EXERCISE REQUIREMENTS: Whenever a line of the data below holds the string "Input", copy that line.

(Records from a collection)
——
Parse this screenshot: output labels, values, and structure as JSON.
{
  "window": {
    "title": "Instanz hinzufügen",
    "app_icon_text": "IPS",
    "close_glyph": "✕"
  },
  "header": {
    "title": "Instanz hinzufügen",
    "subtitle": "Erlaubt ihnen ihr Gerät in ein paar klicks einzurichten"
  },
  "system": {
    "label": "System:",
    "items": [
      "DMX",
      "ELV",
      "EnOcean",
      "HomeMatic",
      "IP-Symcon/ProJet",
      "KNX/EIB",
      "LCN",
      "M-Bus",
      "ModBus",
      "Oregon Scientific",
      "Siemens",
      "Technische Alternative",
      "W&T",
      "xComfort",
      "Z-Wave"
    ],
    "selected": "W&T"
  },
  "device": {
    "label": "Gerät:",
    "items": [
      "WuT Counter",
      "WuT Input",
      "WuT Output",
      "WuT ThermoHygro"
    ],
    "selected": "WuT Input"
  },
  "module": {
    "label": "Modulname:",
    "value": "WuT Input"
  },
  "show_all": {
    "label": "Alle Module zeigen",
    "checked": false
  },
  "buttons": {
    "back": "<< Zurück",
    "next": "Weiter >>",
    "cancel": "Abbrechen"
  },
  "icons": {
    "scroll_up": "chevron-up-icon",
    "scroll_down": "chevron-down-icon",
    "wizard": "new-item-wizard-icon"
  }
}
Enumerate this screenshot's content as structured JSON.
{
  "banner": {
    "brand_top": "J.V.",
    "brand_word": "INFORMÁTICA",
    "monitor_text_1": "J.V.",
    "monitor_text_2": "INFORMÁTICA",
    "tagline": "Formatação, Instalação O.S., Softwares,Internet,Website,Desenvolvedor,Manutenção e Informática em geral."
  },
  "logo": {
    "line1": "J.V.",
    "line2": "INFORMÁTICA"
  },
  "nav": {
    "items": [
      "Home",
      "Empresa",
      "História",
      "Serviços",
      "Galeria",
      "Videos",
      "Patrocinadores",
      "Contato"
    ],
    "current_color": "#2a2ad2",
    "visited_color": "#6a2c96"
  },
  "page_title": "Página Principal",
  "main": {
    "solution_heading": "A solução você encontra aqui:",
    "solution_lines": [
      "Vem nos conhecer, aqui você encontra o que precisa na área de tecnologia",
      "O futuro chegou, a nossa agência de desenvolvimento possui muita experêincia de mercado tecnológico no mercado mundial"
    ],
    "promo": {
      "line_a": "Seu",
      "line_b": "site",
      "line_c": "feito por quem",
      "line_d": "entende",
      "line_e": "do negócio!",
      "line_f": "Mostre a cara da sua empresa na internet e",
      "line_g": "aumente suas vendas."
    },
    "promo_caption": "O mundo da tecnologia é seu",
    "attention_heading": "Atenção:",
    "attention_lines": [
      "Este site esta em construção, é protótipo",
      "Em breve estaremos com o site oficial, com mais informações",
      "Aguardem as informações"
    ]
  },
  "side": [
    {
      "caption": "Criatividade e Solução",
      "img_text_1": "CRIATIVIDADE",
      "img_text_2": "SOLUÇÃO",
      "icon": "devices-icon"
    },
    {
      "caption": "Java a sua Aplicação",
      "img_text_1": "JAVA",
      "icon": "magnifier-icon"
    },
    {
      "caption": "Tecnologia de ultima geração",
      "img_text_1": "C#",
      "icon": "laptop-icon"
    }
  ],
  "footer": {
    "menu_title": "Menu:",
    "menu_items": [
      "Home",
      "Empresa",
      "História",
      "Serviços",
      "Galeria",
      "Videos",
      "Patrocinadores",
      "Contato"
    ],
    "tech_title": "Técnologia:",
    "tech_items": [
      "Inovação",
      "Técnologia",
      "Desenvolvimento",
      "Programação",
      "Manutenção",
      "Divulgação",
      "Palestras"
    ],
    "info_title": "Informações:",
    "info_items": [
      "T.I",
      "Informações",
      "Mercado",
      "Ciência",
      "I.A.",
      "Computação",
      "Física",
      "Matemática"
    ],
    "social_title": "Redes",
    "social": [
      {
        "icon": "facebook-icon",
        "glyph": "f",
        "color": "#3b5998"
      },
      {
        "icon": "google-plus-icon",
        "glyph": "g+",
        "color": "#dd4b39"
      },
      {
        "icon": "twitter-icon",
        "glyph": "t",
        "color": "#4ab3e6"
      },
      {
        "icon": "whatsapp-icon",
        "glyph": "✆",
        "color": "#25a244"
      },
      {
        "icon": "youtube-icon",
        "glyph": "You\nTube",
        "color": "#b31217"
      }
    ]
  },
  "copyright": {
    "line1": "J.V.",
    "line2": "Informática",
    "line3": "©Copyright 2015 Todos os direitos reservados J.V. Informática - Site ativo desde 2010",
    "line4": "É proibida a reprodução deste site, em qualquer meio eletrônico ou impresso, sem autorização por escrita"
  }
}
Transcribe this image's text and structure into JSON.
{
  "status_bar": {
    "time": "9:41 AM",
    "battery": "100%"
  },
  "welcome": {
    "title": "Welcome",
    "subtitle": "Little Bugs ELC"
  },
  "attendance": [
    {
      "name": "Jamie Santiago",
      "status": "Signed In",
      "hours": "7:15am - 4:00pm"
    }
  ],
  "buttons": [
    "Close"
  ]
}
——
RESULT OF THE EXERCISE:
      "WuT Input",
    "selected": "WuT Input"
    "value": "WuT Input"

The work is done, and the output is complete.